* BBC 3/20/2012: London Book Fair: Row over China delegates
* China Daily 3/8/2012: Chinese publishers, writers to be featured at London Book Fair
* Far Eastern Economic Review 10/12/2009: China’s export of censorship



Study reports year of repression for China’s rights defenders

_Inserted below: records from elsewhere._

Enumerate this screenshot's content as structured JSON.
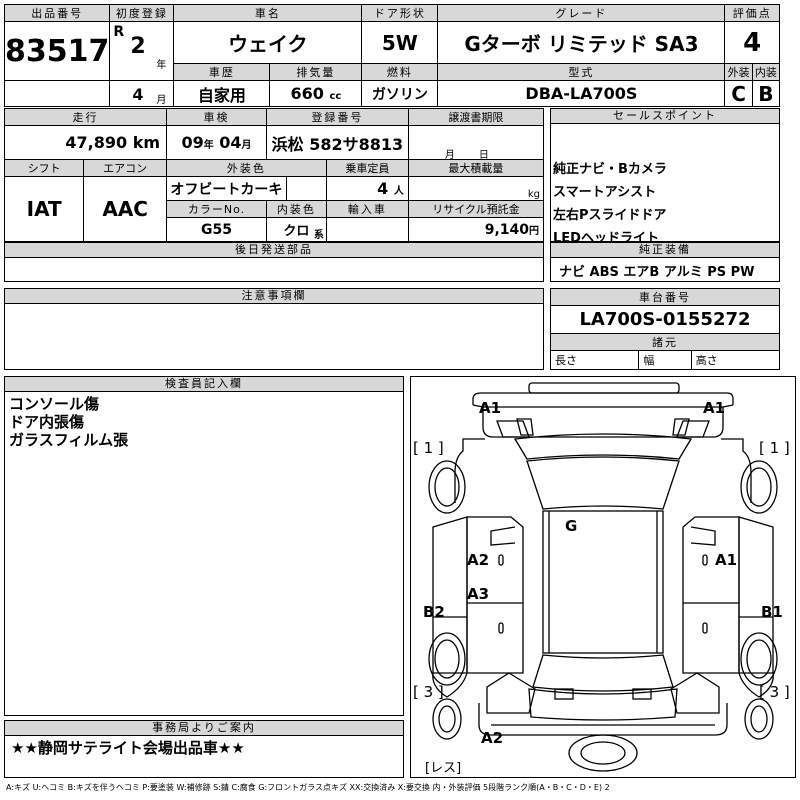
{
  "header": {
    "lot_label": "出品番号",
    "lot_no": "83517",
    "first_reg_label": "初度登録",
    "era": "R",
    "year": "2",
    "year_unit": "年",
    "month": "4",
    "month_unit": "月",
    "car_name_label": "車名",
    "car_name": "ウェイク",
    "door_label": "ドア形状",
    "door": "5W",
    "grade_label": "グレード",
    "grade": "Gターボ リミテッド SA3",
    "score_label": "評価点",
    "score": "4",
    "history_label": "車歴",
    "history": "自家用",
    "displacement_label": "排気量",
    "displacement": "660",
    "displacement_unit": "cc",
    "fuel_label": "燃料",
    "fuel": "ガソリン",
    "model_label": "型式",
    "model": "DBA-LA700S",
    "ext_label": "外装",
    "ext": "C",
    "int_label": "内装",
    "int": "B"
  },
  "row2": {
    "mileage_label": "走行",
    "mileage": "47,890",
    "mileage_unit": "km",
    "inspection_label": "車検",
    "insp_y": "09",
    "insp_y_unit": "年",
    "insp_m": "04",
    "insp_m_unit": "月",
    "plate_label": "登録番号",
    "plate": "浜松 582サ8813",
    "transfer_label": "譲渡書期限",
    "transfer_m_unit": "月",
    "transfer_d_unit": "日",
    "shift_label": "シフト",
    "shift": "IAT",
    "ac_label": "エアコン",
    "ac": "AAC",
    "color_label": "外装色",
    "color": "オフビートカーキ",
    "capacity_label": "乗車定員",
    "capacity": "4",
    "capacity_unit": "人",
    "load_label": "最大積載量",
    "load_unit": "kg",
    "color_no_label": "カラーNo.",
    "color_no": "G55",
    "interior_color_label": "内装色",
    "interior_color": "クロ",
    "interior_unit": "系",
    "import_label": "輸入車",
    "recycle_label": "リサイクル預託金",
    "recycle": "9,140",
    "recycle_unit": "円",
    "later_label": "後日発送部品"
  },
  "sales": {
    "label": "セールスポイント",
    "items": [
      "純正ナビ・Bカメラ",
      "スマートアシスト",
      "左右Pスライドドア",
      "LEDヘッドライト"
    ],
    "equip_label": "純正装備",
    "equip": "ナビ ABS エアB アルミ PS PW"
  },
  "notes": {
    "label": "注意事項欄"
  },
  "chassis": {
    "label": "車台番号",
    "value": "LA700S-0155272",
    "spec_label": "諸元",
    "length": "長さ",
    "width": "幅",
    "height": "高さ"
  },
  "inspector": {
    "label": "検査員記入欄",
    "lines": [
      "コンソール傷",
      "ドア内張傷",
      "ガラスフィルム張"
    ]
  },
  "office": {
    "label": "事務局よりご案内",
    "text": "★★静岡サテライト会場出品車★★"
  },
  "diagram": {
    "marks": {
      "a1_tl": "A1",
      "a1_tr": "A1",
      "br_l1": "[ 1 ]",
      "br_r1": "[ 1 ]",
      "g": "G",
      "a2_l": "A2",
      "a1_r": "A1",
      "a3_l": "A3",
      "b2_l": "B2",
      "b1_r": "B1",
      "br_l3": "[ 3 ]",
      "br_r3": "[ 3 ]",
      "a2_b": "A2",
      "res": "[レス]"
    }
  },
  "legend": "A:キズ U:ヘコミ B:キズを伴うヘコミ P:要塗装 W:補修跡 S:錆 C:腐食 G:フロントガラス点キズ XX:交換済み X:要交換 内・外装評価 5段階ランク順(A・B・C・D・E) 2"
}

On March 9, the rights group Chinese Human Rights Defenders (CHRD) released its annual report, documenting the situation of human rights defenders (HRDs) in China in 2011. According to the report, which was based in part on surveys of activists inside China, 52 percent of the HRDs who took legal action against the government to seek redress for rights violations during the year said their cases were not accepted by the courts. Sixty percent reported harassment or retaliation after filing lawsuits. The report also highlighted the authorities’ extensive and increasing use of extralegal detention, enforced disappearance, torture, and prison sentences of up to 10 years against human rights activists, lawyers, and outspoken intellectuals. CHRD documented 3,833 cases of arbitrary detention of HRDs during 2011, of which some 86 percent were apparently held without any basis in Chinese law. The forms of such extralegal detention included informal “black jails,” enforced travel, and confinement in psychiatric institutions.

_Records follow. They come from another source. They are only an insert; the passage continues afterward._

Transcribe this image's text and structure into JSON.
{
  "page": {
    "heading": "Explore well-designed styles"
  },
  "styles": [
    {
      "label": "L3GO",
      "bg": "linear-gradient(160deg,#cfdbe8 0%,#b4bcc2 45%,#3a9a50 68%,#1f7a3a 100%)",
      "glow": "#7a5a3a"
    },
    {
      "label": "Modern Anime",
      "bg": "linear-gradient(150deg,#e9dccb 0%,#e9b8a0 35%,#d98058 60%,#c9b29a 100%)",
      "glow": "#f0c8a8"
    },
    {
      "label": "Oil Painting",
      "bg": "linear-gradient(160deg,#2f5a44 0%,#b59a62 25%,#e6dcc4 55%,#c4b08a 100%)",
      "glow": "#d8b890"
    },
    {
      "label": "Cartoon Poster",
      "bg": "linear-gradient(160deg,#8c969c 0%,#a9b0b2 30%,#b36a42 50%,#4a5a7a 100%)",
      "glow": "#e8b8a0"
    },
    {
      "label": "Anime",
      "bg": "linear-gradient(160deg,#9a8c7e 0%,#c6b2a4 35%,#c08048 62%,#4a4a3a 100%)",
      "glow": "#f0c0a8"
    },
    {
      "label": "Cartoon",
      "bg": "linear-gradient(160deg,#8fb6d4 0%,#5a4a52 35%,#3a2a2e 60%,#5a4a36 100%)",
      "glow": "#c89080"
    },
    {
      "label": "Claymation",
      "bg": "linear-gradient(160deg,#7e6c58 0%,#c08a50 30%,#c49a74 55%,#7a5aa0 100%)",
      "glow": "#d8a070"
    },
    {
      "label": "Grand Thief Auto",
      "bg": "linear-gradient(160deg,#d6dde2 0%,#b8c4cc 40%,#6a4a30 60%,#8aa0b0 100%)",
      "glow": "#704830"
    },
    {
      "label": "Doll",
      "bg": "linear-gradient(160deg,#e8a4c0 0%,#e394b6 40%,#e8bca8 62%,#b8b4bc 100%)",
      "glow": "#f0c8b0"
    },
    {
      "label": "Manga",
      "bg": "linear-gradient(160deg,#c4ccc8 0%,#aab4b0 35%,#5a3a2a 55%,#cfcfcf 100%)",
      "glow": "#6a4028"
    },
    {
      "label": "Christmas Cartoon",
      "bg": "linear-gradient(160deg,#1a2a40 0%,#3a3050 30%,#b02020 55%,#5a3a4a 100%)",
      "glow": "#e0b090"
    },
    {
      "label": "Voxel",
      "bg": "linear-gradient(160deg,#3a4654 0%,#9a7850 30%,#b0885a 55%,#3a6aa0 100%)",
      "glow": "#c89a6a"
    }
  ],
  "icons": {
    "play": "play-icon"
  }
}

* Chinese Human Rights Defenders 3/9/2012: ‘We can dig a pit and bury you alive’: Annual report on the situation of human rights defenders in China, 2011